Biofuelwatch report about climate finance for biomass cookstoves

Report by Almuth Ernsting, Biofuelwatch that contributes to Global Forest Coalition research into German climate finance.


Clean and efficient biomass cookstoves have been attracting multilateral and bilateral development and, more recently, climate finance for several decades. The German government supports projects involving improved cookstoves both directly, through bilateral project finance, and indirectly, via funding for the Green Environment Facility, the Global Climate Fund and others.

Improved biomass cookstoves aim to reduce the amount of wood burned for household cooking in the Global South, and, at the same time, to reduce household air pollution to protect the health of women and young children in particular. The problems which improved cookstoves projects seek to addressed are very real and urgent ones.

Unfortunately, the results from peer-reviewed studies which look at the health impacts of improved biomass give little grounds for optimism: there appears to be no evidence of positive impacts on child health, nor on the incidence of the ultimately fatal respiratory illness, Chronic Obstructive Pulmonary Disease (COPD), which is associated with exposure to air pollution. At best, women’s health is marginally improved, i.e. they experience fewer coughs and/or less phlegm and/or less eye irritation, with blood pressure readings showing improvements in one trial. However, in the largest and most long-term study to date, one which replicates the most common approach in climate finance projects (the mass delivery of stoves without follow-up repairs and maintenance), no positive outcomes were detected. Where marginal benefits are found, they appear to be linked to better ventilation, greater outdoor cooking and, in one case, a switch to charcoal- which is not good news for forests (since the total wood use is greater).

Furthermore, there is so far no evidence of any successful biomass stove projects which have reduced pollution levels to within the World Health Organisation’s guidelines for indoor air quality.

Clearly, the ideal outcome would be for all women to have access to clean cooking, using low-carbon renewable electricity, biogas or solar stoves.

Sadly, this is not a likely scenario in the foreseeable future. Communities affected by energy poverty, especially in rural areas in the Global South, will continue to rely on whichever measures help them to reduce the harm from biomass burning. There will continue to be a need for organisations working with such communities to help identify ways of reducing indoor air pollution from biomass, e.g. by helping to install stoves with chimneys, or by providing stoves that allow more of the cooking to take place outdoors.

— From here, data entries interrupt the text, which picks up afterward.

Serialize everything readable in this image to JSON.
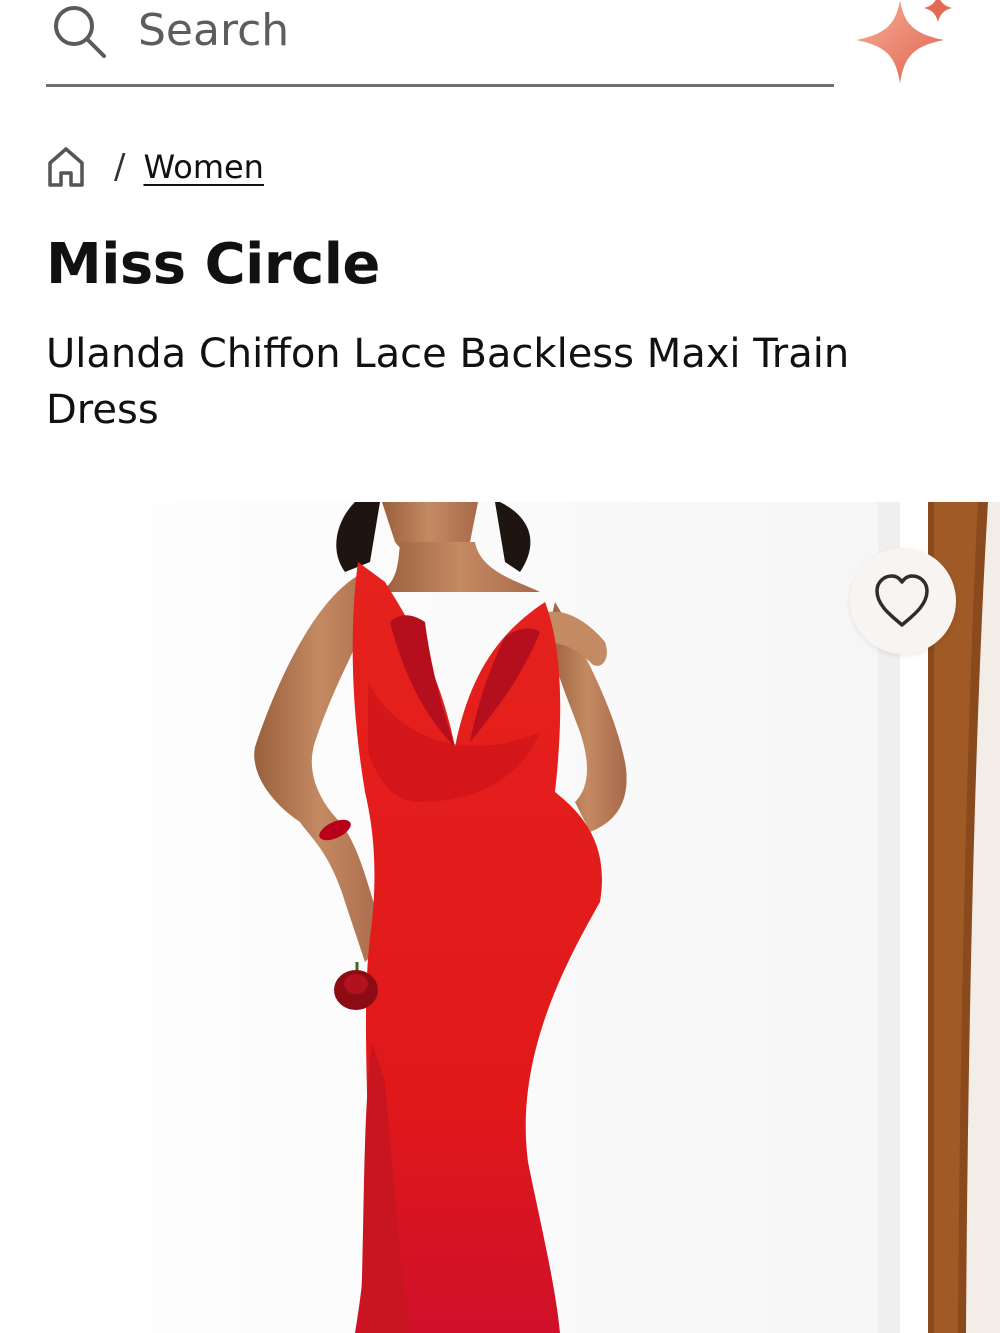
{
  "search": {
    "placeholder": "Search",
    "value": ""
  },
  "icons": {
    "search": "search-icon",
    "assistant": "sparkle-icon",
    "home": "home-icon",
    "wishlist": "heart-icon"
  },
  "breadcrumb": {
    "separator": "/",
    "items": [
      {
        "label": "Women"
      }
    ]
  },
  "product": {
    "brand": "Miss Circle",
    "name": "Ulanda Chiffon Lace Backless Maxi Train Dress"
  },
  "colors": {
    "accent": "#e8705a",
    "dress": "#e3181a",
    "divider": "#6f6f6f"
  }
}
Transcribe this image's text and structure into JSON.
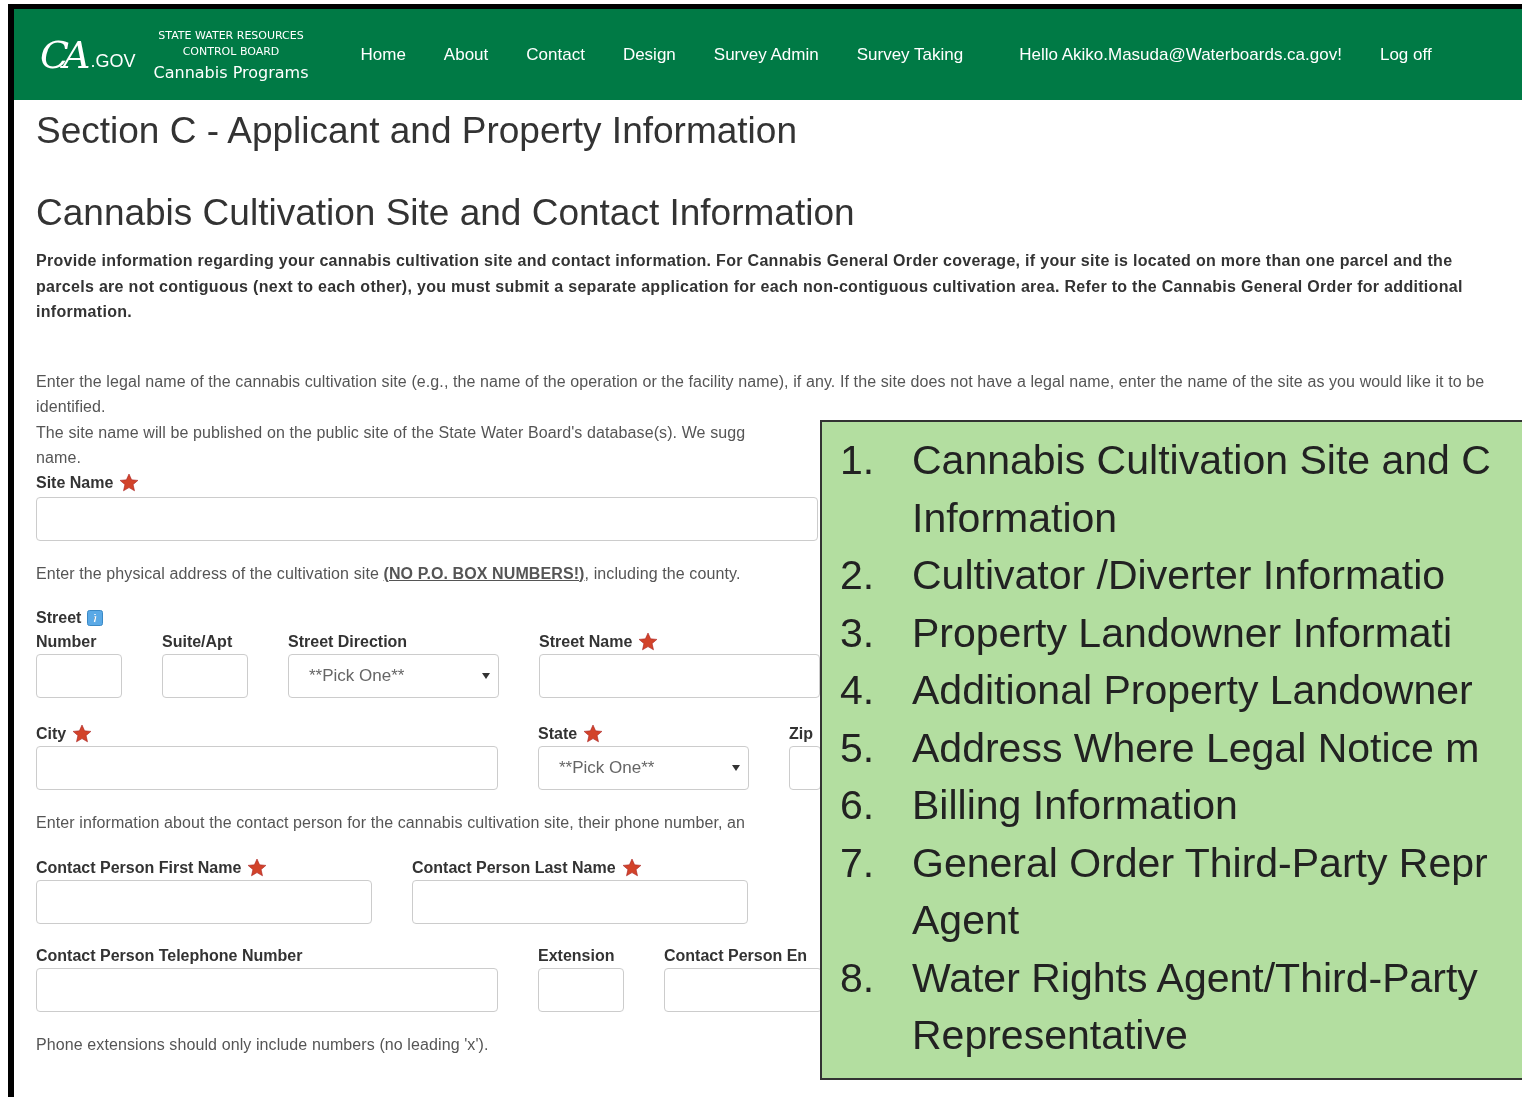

However, the inclusion of biomass cookstoves into climate finance is highly problematic for three reasons:

a) Although fuelwood demand for cooking contributes to forest degradation in several regions, claiming potential greenhouse gas savings from reduced biomass use in the Global South is unjust and illogical when, at the same time, the EU and other countries in the Global North are allowed to (misleadingly) claim greenhouse gas reductions from burning more wood for heat and electricity.

b) The purpose of climate finance is to mobilise significant additional funding for implementing solutions that reduce greenhouse gas emissions and help vulnerable communities adapt to the already unavoidable level of climate change. Improved biomass cookstoves do not represent such a solution. The very best projects may to some extent reduce the harm caused by indoor air pollution as well as the amount of wood burned. Climate finance should go towards genuine solutions even if they are more expensive, i.e. solar stoves, renewable electricity or biogas made from local waste and residues.

c) As shown below, claims about fuel-use savings from improved biomass stoves are based on laboratory tests under idealised conditions. Studies invariably show that one cannot extrapolate from laboratory tests to the real-world use of stoves.Stoves that are clean and efficient in a laboratory may be much less so, if at all when used to cook meals. Furthermore, households very commonly use new stoves in addition to their traditional ones, rather than as replacements.

d) Arguably the most serious impacts of biomass stoves are those on the health of women and children. Climate finance projects may class reduced indoor air pollution as a secondary benefit, but they are not designed as public health measures.

This report looks at the evidence regarding the public health impacts of improved biomass stoves, at the controversial accounting for greenhouse gas savings from such stoves and, finally, at three climate finance projects involving the large-scale dissemination of stoves. A closer look at the three projects shows that they favour the dissemination of large quantities of stoves with little or no quality control.